LOS ANGELES (Reuters) - Climate change could put a type of oceanic bacteria into evolutionary overdrive in a way that could pose a threat to its long-term survivability and its important role in the food chain, according to a study published on Tuesday.
The research published in the journal Nature Communications focuses on trichodesmium, a cyanobacteria found in tropical and subtropical waters such as the Red Sea, the Great Barrier Reef off Australia's coast, areas around Hawaii and the Caribbean.
Trichodesmium is important to the ocean's food chain because it converts atmospheric nitrogen gas into biologically usable forms of nitrogen that other organisms, such as phytoplankton, can use.
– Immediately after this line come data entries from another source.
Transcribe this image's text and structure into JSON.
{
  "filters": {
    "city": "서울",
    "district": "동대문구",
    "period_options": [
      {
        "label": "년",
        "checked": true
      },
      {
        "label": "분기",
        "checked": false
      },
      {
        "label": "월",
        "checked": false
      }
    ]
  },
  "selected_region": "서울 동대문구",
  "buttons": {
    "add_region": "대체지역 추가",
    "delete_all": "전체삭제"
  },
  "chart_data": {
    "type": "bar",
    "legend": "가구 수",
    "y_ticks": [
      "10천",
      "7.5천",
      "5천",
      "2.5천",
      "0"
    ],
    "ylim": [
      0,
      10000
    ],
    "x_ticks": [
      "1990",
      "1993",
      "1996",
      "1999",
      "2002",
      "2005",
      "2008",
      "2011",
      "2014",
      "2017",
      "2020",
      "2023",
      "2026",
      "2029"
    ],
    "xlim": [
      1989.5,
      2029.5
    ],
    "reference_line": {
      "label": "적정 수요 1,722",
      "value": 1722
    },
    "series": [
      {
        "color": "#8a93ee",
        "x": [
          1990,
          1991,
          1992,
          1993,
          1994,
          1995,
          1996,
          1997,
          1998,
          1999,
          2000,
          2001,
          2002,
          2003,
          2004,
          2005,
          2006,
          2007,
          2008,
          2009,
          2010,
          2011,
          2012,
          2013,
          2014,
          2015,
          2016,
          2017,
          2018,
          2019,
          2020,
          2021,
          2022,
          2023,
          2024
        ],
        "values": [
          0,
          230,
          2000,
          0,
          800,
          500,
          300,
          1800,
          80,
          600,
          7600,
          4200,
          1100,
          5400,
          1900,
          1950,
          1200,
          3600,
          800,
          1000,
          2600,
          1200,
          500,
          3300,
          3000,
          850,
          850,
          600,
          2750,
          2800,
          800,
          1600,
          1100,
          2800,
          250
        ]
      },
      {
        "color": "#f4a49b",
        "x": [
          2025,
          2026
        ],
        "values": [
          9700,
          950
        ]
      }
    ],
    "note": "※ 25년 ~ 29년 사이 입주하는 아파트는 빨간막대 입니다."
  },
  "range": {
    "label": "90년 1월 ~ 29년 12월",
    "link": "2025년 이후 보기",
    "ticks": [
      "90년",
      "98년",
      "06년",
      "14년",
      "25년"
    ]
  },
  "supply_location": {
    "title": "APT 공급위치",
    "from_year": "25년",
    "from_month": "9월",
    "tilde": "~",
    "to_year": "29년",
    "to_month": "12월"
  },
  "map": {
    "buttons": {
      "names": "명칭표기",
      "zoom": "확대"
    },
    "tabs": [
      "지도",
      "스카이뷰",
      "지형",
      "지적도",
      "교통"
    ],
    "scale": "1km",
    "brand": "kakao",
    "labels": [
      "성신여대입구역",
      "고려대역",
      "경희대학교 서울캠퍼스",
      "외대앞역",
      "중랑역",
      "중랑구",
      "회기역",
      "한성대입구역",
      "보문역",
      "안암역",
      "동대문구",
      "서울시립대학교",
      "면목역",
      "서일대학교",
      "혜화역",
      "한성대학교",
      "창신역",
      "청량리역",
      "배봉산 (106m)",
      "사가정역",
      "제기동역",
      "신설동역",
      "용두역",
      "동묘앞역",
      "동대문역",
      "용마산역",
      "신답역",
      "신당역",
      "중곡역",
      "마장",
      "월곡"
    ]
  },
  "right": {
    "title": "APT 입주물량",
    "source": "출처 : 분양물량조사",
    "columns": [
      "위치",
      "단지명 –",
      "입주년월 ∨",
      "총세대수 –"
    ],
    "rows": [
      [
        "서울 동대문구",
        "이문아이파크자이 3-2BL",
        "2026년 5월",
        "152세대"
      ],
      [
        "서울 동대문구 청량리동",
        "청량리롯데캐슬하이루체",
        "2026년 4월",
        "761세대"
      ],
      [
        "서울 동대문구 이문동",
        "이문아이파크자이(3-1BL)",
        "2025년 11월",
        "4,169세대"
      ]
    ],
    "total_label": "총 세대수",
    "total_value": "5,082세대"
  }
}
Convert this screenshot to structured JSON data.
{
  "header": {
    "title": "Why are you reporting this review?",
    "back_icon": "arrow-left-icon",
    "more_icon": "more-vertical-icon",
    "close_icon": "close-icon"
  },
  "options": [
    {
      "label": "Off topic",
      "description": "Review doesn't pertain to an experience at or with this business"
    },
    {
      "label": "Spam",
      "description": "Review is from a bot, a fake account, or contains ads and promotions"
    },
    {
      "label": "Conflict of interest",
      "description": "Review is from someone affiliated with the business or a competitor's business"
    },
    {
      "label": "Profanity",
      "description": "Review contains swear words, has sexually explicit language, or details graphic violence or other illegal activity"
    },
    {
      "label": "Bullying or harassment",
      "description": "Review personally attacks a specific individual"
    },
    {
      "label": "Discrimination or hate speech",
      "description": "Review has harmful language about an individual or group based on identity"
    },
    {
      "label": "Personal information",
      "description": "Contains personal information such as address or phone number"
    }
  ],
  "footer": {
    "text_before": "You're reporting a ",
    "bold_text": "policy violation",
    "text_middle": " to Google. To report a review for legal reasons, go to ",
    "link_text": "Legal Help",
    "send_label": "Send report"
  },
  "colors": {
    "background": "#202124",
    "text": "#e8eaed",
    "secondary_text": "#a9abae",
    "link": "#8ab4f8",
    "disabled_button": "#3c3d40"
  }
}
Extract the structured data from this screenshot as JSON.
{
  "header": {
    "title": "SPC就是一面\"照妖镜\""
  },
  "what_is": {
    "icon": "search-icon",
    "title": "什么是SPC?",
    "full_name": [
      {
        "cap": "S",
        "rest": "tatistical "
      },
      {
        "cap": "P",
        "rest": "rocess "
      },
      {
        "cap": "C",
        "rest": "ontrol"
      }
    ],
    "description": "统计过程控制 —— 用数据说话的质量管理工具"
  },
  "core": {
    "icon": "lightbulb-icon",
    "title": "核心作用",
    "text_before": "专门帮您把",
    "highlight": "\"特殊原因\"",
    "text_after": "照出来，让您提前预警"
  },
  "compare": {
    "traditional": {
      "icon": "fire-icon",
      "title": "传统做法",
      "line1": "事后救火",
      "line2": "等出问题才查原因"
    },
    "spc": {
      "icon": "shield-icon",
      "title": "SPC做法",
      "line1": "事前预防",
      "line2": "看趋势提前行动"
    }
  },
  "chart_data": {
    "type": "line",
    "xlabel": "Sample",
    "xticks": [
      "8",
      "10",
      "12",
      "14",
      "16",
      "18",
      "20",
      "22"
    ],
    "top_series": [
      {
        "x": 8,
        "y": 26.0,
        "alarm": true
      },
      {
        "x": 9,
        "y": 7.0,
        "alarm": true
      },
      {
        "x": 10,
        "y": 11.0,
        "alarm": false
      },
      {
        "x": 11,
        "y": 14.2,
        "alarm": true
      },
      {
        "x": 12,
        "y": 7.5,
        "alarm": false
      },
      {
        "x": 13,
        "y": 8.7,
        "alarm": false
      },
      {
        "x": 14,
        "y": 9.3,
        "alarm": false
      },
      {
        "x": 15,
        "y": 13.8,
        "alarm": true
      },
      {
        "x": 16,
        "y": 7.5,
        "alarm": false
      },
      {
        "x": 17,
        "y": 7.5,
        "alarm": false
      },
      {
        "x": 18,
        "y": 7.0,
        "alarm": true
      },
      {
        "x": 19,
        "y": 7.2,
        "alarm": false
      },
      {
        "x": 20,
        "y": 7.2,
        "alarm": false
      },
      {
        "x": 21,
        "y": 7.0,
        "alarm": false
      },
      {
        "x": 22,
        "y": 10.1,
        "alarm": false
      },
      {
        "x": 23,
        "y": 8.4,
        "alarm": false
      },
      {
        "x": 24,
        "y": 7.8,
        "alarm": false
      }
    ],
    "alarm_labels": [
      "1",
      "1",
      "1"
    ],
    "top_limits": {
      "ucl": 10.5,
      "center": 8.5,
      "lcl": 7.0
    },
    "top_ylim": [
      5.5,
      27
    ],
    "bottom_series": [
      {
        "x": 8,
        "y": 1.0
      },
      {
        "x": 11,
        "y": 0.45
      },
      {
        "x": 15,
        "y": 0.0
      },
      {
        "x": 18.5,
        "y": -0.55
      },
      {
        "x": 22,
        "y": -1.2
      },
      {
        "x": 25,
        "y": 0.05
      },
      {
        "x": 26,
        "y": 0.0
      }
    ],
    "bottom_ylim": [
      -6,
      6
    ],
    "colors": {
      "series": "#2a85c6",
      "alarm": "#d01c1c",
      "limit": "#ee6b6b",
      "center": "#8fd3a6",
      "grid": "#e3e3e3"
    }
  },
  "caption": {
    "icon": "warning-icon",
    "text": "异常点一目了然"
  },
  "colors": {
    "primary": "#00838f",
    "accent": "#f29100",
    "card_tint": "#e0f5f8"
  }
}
An abundant supply of nitrogen is important to support a wide variety of marine life, from algae to whales.
A team led by researchers at the University of Southern California found that trichodesmium generates more nitrogen and reproduces faster when exposed to the high levels of carbon dioxide that are expected to exist in the world's oceans in the year 2100 due to climate change, according to the university.
But even though this evolutionary adaptation may seem beneficial for certain parts of the ocean's ecology, it could harm the bacteria in the long term by leading them to gobble up all their available resources of the nutrients phosphorous and iron, the study indicated.
In a surprising discovery, the researchers found trichodesmium continues to reproduce quickly and generate a lot of nitrogen even when placed back in an environment with lower levels of carbon dioxide.
This suggests that if climate change creates an evolutionary adaptation in the bacteria, this alteration may persist even if global action is taken to reverse climate change.
The researchers said they produced their results in a laboratory and that in trichodesmium's natural environment, certain factors may mitigate the changes in the bacteria seen in the lab test.
Even so, said David Hutchins, professor of biological sciences at the University of Southern California, the evolutionary alterations that his team found in the lab when exposing trichodesmium to high levels of carbon dioxide are not a healthy development for the organism.
"The last thing you want is to be stuck with these high growth rates when there aren't enough nutrients to go around. It's a losing strategy in the struggle to survive," he said in a statement.
Reporting by Alex Dobuzinskis; Editing by Mohammad Zargham